That’s because it was once at the heart of Mormon identity — defended from the pulpit, in the courtroom and in Congress. Latter-day Saint leaders forsook the practice only after draconian anti-polygamy measures by the U.S. government left them believing their very survival was at risk.
Today The Church of Jesus Christ of Latter-day Saints excommunicates anyone who promotes or practices polygamy. Candidates for a temple recommend are asked whether they “support, affiliate with or agree with” any opposition groups, which is often seen as code for polygamists. And the church’s global missionaries cannot even begin to share the church’s message with African polygamists.
“It’s behind us,” LDS Church President Gordon B. Hinckley said in 1998. “I condemn it as a practice. It is not doctrinal. It is not legal.”
Still, it’s not so easy to disentangle the principle of plural marriage from Mormonism.
(Article continues below this ad)
Taking a break?
It is still enshrined in Mormon scripture (Doctrine & Covenants 132) and some believe it will one day be re-established, if not on earth, at least in heaven. In his quasi-official 1966 book Mormon Doctrine, which remains in print, the late LDS Apostle Bruce R. McConkie wrote that “the holy practice will commence again after the Second Coming and the ushering in of the millennium.”
LDS Church founder Joseph Smith first encountered the idea of taking multiple wives, Mormons believe, during his 1831 study of Bible passages that described the polygamous marriages of Old Testament patriarchs such as Abraham, Jacob and David. It became synonymous with Smith’s efforts to “restore” the ancient order of priesthood, which he taught was lost over the centuries.

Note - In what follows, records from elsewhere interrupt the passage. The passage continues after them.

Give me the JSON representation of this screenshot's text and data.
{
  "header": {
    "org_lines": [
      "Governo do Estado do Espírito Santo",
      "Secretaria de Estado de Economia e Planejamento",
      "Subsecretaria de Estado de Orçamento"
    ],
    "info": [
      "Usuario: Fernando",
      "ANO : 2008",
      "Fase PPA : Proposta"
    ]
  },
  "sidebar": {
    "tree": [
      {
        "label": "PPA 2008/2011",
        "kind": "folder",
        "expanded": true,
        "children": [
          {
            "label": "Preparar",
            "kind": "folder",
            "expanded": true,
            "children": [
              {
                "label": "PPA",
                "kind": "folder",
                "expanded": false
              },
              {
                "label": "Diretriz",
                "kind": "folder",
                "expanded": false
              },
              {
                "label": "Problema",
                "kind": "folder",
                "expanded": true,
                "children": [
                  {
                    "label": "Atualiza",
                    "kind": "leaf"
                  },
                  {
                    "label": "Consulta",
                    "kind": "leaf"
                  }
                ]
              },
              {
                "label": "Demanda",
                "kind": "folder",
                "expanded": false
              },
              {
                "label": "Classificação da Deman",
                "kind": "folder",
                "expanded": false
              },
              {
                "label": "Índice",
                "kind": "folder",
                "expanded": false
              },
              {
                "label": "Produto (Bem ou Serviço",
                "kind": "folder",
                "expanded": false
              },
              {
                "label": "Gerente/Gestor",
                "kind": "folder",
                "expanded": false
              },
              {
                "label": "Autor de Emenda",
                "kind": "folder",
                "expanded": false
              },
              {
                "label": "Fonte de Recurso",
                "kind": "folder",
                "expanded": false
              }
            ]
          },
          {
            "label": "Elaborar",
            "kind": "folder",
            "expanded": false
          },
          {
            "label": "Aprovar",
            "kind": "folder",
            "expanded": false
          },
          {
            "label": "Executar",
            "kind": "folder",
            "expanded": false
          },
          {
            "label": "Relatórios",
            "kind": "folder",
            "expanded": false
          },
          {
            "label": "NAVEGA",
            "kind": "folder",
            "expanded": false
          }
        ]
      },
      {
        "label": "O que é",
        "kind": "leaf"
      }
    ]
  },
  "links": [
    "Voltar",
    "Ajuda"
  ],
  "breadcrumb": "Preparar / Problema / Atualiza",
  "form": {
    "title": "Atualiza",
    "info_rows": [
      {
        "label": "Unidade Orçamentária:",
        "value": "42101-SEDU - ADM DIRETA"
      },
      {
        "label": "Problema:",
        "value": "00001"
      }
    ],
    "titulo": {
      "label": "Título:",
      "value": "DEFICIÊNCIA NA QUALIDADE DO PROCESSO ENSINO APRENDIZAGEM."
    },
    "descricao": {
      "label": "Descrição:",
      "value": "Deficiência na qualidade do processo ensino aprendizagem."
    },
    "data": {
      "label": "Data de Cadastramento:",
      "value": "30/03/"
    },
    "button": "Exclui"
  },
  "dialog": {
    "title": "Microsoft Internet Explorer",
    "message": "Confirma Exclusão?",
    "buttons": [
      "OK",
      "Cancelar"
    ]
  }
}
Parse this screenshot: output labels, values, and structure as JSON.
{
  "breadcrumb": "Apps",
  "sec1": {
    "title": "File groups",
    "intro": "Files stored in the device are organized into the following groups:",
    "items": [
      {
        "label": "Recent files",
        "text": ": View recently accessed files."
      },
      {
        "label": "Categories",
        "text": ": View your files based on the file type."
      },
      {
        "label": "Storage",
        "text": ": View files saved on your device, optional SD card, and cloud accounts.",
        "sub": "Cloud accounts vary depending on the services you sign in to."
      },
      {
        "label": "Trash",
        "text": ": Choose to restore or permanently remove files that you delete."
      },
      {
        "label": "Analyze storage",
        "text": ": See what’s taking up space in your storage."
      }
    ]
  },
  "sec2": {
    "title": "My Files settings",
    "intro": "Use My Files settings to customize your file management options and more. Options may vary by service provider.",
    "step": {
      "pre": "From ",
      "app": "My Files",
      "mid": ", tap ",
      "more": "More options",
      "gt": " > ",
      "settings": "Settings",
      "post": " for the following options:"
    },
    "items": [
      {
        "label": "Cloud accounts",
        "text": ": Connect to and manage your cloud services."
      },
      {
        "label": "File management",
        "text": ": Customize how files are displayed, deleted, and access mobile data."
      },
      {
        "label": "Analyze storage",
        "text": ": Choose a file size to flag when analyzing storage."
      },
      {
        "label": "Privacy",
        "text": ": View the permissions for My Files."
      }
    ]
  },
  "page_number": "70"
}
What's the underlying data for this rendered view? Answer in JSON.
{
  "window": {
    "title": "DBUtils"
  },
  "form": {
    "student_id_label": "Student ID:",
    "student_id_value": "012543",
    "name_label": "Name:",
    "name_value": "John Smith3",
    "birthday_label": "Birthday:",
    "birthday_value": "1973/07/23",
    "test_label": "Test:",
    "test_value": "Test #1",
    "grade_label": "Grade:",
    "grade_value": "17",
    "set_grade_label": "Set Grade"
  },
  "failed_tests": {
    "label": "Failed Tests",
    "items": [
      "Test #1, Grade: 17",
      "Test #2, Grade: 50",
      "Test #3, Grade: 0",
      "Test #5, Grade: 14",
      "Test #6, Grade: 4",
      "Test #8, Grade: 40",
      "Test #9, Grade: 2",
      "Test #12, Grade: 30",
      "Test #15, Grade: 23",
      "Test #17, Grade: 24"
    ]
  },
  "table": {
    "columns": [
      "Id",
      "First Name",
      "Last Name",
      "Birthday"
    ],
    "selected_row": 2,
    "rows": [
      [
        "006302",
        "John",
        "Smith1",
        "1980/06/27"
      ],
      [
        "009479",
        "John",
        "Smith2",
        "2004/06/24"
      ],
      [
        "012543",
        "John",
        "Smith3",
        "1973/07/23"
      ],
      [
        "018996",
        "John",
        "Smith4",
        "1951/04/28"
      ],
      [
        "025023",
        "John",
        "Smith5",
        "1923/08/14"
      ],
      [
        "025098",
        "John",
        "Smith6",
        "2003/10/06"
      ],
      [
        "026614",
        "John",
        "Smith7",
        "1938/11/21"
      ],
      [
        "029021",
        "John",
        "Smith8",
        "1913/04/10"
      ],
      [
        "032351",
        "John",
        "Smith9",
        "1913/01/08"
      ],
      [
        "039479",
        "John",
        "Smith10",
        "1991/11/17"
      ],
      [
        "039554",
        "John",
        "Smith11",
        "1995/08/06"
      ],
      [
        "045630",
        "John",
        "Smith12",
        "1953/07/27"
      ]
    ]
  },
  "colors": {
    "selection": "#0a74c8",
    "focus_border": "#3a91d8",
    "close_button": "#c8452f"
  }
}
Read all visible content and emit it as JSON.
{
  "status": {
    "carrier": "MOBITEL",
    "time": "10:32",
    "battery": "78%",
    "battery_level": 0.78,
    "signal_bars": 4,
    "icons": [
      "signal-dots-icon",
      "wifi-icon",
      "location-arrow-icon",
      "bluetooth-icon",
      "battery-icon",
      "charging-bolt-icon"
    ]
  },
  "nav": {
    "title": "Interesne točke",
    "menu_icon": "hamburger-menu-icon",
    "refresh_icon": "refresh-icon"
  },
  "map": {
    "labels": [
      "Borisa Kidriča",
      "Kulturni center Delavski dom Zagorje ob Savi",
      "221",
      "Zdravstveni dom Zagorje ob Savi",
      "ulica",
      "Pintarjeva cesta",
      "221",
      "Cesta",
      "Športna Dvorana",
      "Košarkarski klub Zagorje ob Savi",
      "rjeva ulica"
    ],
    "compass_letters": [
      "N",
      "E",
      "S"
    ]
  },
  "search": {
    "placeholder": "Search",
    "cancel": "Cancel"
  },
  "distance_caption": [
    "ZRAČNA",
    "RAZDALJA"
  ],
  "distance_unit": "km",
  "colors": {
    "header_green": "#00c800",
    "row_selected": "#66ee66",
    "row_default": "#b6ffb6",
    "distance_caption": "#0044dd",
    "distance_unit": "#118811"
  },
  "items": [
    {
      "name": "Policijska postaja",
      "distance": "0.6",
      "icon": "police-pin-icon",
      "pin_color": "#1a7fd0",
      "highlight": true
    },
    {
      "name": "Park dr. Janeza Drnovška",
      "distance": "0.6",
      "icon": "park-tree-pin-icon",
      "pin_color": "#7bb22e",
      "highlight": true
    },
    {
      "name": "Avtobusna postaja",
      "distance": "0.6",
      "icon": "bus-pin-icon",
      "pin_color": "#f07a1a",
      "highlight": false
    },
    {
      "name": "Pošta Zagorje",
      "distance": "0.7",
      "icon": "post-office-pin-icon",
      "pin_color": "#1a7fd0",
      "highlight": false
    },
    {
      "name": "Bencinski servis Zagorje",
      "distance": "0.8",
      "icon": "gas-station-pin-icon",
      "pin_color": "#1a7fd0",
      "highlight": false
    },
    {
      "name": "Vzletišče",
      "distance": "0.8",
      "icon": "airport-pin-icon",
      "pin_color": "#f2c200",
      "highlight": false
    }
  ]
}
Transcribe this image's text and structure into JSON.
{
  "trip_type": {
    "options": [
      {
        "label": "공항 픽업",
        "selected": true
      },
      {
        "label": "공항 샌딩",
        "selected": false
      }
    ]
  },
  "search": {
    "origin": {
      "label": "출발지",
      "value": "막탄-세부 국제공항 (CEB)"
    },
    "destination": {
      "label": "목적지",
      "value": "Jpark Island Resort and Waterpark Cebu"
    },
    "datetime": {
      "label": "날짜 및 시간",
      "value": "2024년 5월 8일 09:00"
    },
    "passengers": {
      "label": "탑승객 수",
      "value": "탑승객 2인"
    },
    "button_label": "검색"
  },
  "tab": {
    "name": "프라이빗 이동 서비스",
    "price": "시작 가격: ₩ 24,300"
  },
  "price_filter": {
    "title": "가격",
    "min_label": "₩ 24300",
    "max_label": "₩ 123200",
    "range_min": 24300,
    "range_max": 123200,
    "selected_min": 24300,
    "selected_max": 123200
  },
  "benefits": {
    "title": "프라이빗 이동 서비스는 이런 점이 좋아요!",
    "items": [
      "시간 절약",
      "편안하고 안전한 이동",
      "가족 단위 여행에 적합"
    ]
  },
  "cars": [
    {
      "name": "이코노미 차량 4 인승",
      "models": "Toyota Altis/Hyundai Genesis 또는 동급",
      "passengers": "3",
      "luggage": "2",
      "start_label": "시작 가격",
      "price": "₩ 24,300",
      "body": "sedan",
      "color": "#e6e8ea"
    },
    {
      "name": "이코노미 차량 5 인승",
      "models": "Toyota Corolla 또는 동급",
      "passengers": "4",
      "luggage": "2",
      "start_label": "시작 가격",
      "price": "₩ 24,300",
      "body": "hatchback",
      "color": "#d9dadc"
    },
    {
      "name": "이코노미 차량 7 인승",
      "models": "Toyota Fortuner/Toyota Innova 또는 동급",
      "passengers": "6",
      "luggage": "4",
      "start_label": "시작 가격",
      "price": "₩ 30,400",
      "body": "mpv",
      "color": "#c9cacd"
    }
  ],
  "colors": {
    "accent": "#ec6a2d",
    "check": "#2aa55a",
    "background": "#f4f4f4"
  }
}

In 1843, Smith recorded what he said was a divine revelation, defining “a new and everlasting covenant, including the eternity of the marriage covenant, as also the plurality of wives.”
Smith introduced the practice to a small circle of associates in Nauvoo, Ill. Most of them initially resisted, but came to believe it was God’s will for them. By the time the Mormon pioneers established their Great Basin kingdom in Utah several years later, plural marriage was an open secret.
In 1852, historians say, Apostle Orson Pratt publicly defended the “doctrine of plurality of wives,” arguing it was essential for eternal salvation and to bring more posterity into the world.
Besides, Mormons believed the right to practice their religion was protected by the First Amendment.
It didn’t take long, however, for the federal government to attack that last argument, enacting laws that stripped polygamists of their right to vote, hold office or own property. It eventually disincorporated the LDS Church itself and refused to allow Utah to become a state.
Finally, in October 1890, President Wilford Woodruff proposed a truce. He issued “the Manifesto,” which stated: “Inasmuch as laws have been enacted by Congress forbidding plural marriages, . . . I hereby declare my intention to submit to those laws, and to use my influence with the members of the church over which I preside to have them do likewise.”
But most Utah historians believe some LDS leaders continued to authorize plural marriages in secret for at least another 14 years until President Joseph F. Smith issued the “Second Manifesto” in 1904, which threatened church action against those who continued in and promoted the practice.
Within a few decades, LDS apostles would present the church’s new perspective that monogamous marriages in LDS temples were, indeed, “celestial marriages.”
“The Book of Mormon makes clear,” says Brigham Young University historian Ronald K. Esplin, that “plural marriage was appropriate at special times for God’s purposes, but monogamy is the general standard.”
Throughout the rest of the 20th century, Mormon leaders worked strenuously to separate the church from plural marriage by excommunicating polygamists, clamping down on historical research, and eradicating any reference to the practice in the church’s official literature.
Today, Mormon Sunday schools tell of celebrated polygamists such as Brigham Young as well as of little-known polygamist prophets such as Heber J. Grant as if they were 20th century monogamists. There’s nary a hint of more than one wife — despite the fact that thousands of Utahns are descended from those other wives.